This month, I’d like to highlight a few things I’ve enjoyed reading online over the last couple of months, starting of course, with a piece on the perils of reading and writing online:
Do you lie awake in bed more often these days, unable to sleep, scrolling through Facebook or Twitter on your phone, trying to ignore signs of stress? Perhaps a faint taste of acid in your mouth? Do you have a gnawing fear that dark alliances are forming among your countrymen and conspiring against you, and everyone you like and (for good measure) everyone like you? Does it make you want to spend more money, or write yourself more reminders to do “self-care?” Maybe you suspect that if anyone else cares about your self it is only to notice that deep down you’re just as much of a hateful loser as they are?
Michael Brendan Dougherty writes on the internet. The above quote is from his most recent column, his last for The Week before taking a job at the conservative magazine National Review. The piece is a damning lament on the sad reality of life online—how the endless scroll and refresh offers little more than FOMO and other destructive modes of inward thinking.
The Post Calvin might be a far cry from The Week and National Review, but who among us hasn’t tasted the lingering pangs of acid on the tongue the night before a post goes live? Who doesn’t know the self-loathing induced by an hour lost to Instagram? As one of conservatism’s unique voices, Dougherty publishes columns that are honest, agnostic to conventional wisdom, and consistently worth reading. Without him, readers’ time online would be all the more wasted.
The fail-safe structure now houses seed samples from nearly 900,000 varieties of crops (more than half the estimated 1.5 million on the planet), ensuring that the genetic material critical for sustaining us remains protected, regardless of war, natural disaster, rapidly evolving pathogens and pests, and climate change.

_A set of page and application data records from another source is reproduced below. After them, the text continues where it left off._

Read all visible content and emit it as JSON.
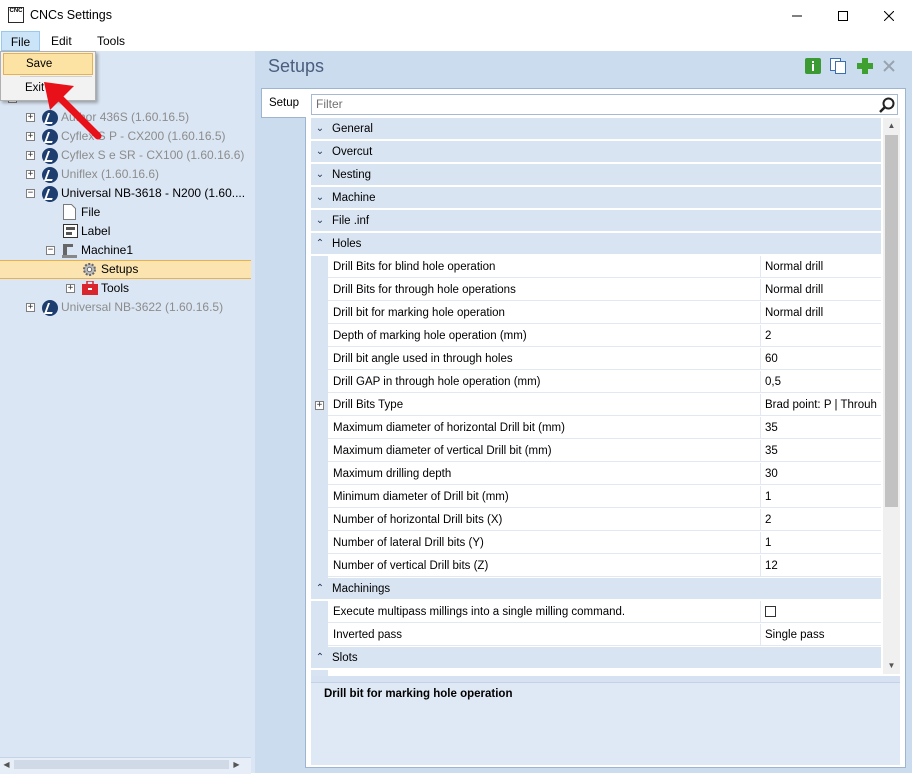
{
  "window": {
    "title": "CNCs Settings",
    "icon_label": "CNC",
    "controls": [
      "minimize-icon",
      "maximize-icon",
      "close-icon"
    ]
  },
  "menubar": {
    "items": [
      "File",
      "Edit",
      "Tools"
    ]
  },
  "file_menu": {
    "items": [
      "Save",
      "Exit"
    ]
  },
  "tree": {
    "items": [
      {
        "label": "Author 436S (1.60.16.5)",
        "disabled": true
      },
      {
        "label": "Cyflex S P - CX200 (1.60.16.5)",
        "disabled": true
      },
      {
        "label": "Cyflex S e SR - CX100 (1.60.16.6)",
        "disabled": true
      },
      {
        "label": "Uniflex (1.60.16.6)",
        "disabled": true
      },
      {
        "label": "Universal NB-3618 - N200 (1.60....",
        "disabled": false
      },
      {
        "label": "File",
        "disabled": false
      },
      {
        "label": "Label",
        "disabled": false
      },
      {
        "label": "Machine1",
        "disabled": false
      },
      {
        "label": "Setups",
        "disabled": false,
        "selected": true
      },
      {
        "label": "Tools",
        "disabled": false
      },
      {
        "label": "Universal NB-3622 (1.60.16.5)",
        "disabled": true
      }
    ]
  },
  "main": {
    "title": "Setups",
    "toolbar_icons": [
      "info-icon",
      "copy-icon",
      "add-icon",
      "delete-icon"
    ],
    "tab": "Setup",
    "filter_placeholder": "Filter"
  },
  "grid": {
    "categories_collapsed": [
      "General",
      "Overcut",
      "Nesting",
      "Machine",
      "File .inf"
    ],
    "holes": {
      "label": "Holes",
      "rows": [
        {
          "name": "Drill Bits for blind hole operation",
          "value": "Normal drill"
        },
        {
          "name": "Drill Bits for through hole operations",
          "value": "Normal drill"
        },
        {
          "name": "Drill bit for marking hole operation",
          "value": "Normal drill"
        },
        {
          "name": "Depth of marking hole operation (mm)",
          "value": "2"
        },
        {
          "name": "Drill bit angle used in through holes",
          "value": "60"
        },
        {
          "name": "Drill GAP in through hole operation (mm)",
          "value": "0,5"
        },
        {
          "name": "Drill Bits Type",
          "value": "Brad point: P  |  Throuh",
          "expandable": true
        },
        {
          "name": "Maximum diameter of horizontal Drill bit (mm)",
          "value": "35"
        },
        {
          "name": "Maximum diameter of vertical Drill bit (mm)",
          "value": "35"
        },
        {
          "name": "Maximum drilling depth",
          "value": "30"
        },
        {
          "name": "Minimum diameter of Drill bit (mm)",
          "value": "1"
        },
        {
          "name": "Number of horizontal Drill bits (X)",
          "value": "2"
        },
        {
          "name": "Number of lateral Drill bits (Y)",
          "value": "1"
        },
        {
          "name": "Number of vertical Drill bits (Z)",
          "value": "12"
        }
      ]
    },
    "machinings": {
      "label": "Machinings",
      "rows": [
        {
          "name": "Execute multipass millings into a single milling command.",
          "value": "",
          "checkbox": true,
          "checked": false
        },
        {
          "name": "Inverted pass",
          "value": "Single pass"
        }
      ]
    },
    "slots": {
      "label": "Slots"
    }
  },
  "description": {
    "text": "Drill bit for marking hole operation"
  },
  "colors": {
    "accent_arrow": "#e8111a",
    "selection": "#fce4b0",
    "category_bg": "#d9e4f2",
    "pane_bg": "#dbe6f4"
  }
}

At Modern Farmer, Jocelyn C. Zuckerman delivers a write-up and photo gallery on the Svalbard Global Seed Vault, a Norwegian seed fortress designed to safeguard and replenish the world’s seed supply in case of crisis. Check it out for a brief but insightful glimpse into the little-known world of modern seed.
The refugees brought little with them: cellphones, of course; some clothes or toys; photos of Syria — of home. They spent weeks or months in a cramped dormitory that they considered a refugee camp on the edge of Weimar, then slowly fanned out to apartments across the city with relatives, other refugees they met along the way and, occasionally, Germans.
Over a million refugees have entered Germany in the past two years. Last month, a team of New York Times journalists put out a four chapter feature exploring the lives of refugees in the 65,000-person city of Weimar, Germany. The individual chapters follow refugees and native Germans alike as they interact in one of Germany’s most historic cities. The stories hit a range of notes, from hopelessness and frustration to glimpses of optimism, small victories and differences in opinion. Together, they paint a picture of a country grappling with a transformation of unknown size, scale, and consequence.
Babel was my hometown. I was raised in thirteenth-century L.A. in a Spanish-speaking neighborhood by Italian immigrants and assimilated mestizos who worshipped in Latin in a city whose official language was English. Latin was not a dead language; it was simply the one reserved for sacred things—like singing—in a place full of competing dialects. Even as a child, I watched my family’s parlance change, as English superseded the languages of the older generation. No, the Tantum Ergo didn’t feel foreign. Old words brought over from an old world were my daily reality.
This excerpt comes from a piece in First Things, titled “Singing Aquinas in L.A.” by poet Dana Gioia. It’s a patient reflection on liturgy, language and the power of art. I appreciate it not only for its skepticism (disdain?) of contemporary church music, but also for its endorsement of memorization, which seems to have all but evaporated from contemporary catechesis, to the extent that catechesis even happens any more. If Dougherty’s column, the first piece linked here, can be read as a “Why bother?” Then maybe Gioia’s last sentence provides as good an answer as any: “He who sings prays twice, sometimes unaware.”
Photo: Advent Valley, as soon from the seed fortress.
Credit: Modern Farmer
Andrew Knot (’11) lives and writes in Cologne, Germany.